=== Section Start ===

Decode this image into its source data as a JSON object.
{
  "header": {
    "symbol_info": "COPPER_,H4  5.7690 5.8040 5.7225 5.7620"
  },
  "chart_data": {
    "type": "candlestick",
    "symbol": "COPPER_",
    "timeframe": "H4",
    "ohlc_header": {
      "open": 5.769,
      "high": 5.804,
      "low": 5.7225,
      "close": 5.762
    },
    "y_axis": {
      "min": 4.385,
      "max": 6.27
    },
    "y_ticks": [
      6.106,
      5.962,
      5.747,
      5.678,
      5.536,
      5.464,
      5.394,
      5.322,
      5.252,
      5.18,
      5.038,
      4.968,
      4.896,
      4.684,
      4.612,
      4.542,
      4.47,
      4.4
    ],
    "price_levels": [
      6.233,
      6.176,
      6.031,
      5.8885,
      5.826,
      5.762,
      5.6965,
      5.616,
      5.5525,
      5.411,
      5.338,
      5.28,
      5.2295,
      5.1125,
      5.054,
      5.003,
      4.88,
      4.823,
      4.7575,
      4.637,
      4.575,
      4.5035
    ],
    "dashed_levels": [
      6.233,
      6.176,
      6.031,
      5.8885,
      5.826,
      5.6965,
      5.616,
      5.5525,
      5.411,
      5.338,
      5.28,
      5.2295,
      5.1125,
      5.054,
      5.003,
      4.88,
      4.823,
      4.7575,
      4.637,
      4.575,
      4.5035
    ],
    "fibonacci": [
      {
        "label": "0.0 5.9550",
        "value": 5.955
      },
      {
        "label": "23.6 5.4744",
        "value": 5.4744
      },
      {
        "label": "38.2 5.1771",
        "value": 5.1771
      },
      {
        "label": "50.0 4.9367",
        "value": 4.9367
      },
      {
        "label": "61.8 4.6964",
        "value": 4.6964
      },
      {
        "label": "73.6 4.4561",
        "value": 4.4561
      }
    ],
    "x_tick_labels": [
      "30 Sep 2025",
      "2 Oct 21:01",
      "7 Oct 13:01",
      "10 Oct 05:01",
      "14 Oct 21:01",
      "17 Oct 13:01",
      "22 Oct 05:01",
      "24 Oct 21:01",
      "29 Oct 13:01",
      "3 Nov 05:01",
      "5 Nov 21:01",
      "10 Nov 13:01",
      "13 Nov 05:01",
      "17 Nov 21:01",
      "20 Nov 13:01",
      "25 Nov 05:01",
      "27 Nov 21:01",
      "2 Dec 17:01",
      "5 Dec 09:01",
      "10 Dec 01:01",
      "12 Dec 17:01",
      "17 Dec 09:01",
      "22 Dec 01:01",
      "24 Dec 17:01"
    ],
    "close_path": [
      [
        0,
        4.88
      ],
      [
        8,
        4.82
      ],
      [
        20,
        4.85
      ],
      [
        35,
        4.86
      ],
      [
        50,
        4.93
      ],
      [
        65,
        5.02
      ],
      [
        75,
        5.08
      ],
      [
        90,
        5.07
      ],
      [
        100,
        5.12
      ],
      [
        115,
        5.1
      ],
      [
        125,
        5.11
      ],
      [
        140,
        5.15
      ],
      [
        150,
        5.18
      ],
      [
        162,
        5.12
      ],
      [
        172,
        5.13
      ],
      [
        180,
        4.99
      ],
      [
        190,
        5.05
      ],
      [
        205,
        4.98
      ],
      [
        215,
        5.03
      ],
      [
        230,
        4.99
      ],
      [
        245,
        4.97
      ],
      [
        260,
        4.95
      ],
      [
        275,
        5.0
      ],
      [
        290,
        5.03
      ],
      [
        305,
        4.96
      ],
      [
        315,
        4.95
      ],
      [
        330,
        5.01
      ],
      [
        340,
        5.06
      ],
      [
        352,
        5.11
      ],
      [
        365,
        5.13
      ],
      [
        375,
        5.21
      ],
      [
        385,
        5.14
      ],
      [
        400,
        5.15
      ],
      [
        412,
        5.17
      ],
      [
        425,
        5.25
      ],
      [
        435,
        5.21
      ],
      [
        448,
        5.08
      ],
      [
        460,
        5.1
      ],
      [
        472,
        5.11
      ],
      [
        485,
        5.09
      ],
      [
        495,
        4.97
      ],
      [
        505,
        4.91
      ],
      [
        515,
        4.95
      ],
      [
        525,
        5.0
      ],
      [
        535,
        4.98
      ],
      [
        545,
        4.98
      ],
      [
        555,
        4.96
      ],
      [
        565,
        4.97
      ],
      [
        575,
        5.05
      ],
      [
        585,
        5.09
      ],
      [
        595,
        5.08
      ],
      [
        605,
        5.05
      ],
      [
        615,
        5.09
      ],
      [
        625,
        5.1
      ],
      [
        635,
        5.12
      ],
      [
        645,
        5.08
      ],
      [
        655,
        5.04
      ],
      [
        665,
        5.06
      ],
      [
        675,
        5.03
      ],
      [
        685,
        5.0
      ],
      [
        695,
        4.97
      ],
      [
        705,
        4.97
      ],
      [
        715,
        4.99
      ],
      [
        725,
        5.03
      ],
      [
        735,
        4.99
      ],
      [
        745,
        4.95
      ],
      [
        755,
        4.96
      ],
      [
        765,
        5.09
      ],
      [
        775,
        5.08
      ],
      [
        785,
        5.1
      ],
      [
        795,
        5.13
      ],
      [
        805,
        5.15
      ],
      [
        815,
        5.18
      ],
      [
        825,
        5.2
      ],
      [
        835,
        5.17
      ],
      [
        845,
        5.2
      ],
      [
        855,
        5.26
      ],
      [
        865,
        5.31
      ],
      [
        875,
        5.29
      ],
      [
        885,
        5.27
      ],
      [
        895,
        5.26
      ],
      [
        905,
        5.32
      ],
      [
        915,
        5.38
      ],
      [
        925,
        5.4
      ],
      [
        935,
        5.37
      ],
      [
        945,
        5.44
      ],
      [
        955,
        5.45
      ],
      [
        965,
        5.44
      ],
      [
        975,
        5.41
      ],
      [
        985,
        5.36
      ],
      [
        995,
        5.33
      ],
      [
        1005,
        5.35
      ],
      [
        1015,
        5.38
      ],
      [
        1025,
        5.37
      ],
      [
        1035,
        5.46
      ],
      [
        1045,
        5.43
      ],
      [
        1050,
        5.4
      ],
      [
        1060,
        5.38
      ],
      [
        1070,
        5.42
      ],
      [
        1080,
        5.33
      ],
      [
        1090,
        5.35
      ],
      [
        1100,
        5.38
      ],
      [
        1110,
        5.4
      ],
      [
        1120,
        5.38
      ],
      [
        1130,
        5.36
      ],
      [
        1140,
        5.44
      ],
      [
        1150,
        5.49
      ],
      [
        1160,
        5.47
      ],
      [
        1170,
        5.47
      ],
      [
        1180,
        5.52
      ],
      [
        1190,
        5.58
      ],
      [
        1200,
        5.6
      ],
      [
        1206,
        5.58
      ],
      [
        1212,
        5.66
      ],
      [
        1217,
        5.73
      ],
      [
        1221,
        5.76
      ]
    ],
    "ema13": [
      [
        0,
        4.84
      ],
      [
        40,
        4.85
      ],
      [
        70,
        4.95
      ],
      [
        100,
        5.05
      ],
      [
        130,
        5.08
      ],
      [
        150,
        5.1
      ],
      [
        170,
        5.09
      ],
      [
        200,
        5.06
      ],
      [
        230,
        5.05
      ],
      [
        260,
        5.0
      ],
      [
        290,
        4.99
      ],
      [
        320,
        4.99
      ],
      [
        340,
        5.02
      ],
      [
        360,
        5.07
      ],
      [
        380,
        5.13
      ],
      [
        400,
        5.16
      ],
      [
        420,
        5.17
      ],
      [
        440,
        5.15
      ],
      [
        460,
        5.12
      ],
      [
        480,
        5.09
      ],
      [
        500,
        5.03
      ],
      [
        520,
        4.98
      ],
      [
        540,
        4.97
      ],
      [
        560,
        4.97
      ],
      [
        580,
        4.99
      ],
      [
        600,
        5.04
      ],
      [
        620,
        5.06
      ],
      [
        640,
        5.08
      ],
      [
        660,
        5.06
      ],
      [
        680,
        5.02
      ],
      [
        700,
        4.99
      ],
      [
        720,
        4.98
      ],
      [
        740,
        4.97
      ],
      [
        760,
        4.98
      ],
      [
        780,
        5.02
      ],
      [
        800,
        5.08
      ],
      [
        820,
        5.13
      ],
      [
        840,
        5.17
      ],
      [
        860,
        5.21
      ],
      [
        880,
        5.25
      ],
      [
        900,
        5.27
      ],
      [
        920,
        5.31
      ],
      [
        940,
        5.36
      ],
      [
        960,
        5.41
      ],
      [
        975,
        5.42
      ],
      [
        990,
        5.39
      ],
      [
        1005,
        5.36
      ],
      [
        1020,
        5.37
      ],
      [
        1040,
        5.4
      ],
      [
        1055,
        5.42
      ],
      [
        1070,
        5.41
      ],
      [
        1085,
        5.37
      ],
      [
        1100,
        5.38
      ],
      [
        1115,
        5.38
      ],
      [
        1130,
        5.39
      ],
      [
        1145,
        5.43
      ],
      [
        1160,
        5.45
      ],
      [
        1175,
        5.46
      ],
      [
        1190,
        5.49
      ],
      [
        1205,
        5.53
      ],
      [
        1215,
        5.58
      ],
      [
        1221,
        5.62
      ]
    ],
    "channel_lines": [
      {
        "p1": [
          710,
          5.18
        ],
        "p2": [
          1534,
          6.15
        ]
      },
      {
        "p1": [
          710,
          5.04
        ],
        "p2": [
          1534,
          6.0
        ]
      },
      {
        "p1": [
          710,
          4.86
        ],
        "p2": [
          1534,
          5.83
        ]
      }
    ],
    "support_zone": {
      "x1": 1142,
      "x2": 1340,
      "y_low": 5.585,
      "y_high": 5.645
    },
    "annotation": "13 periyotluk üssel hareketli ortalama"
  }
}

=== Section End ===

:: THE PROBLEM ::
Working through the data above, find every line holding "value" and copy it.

:: ANSWER TO THE EXERCISE ::
        "value": 5.955
        "value": 5.4744
        "value": 5.1771
        "value": 4.9367
        "value": 4.6964
        "value": 4.4561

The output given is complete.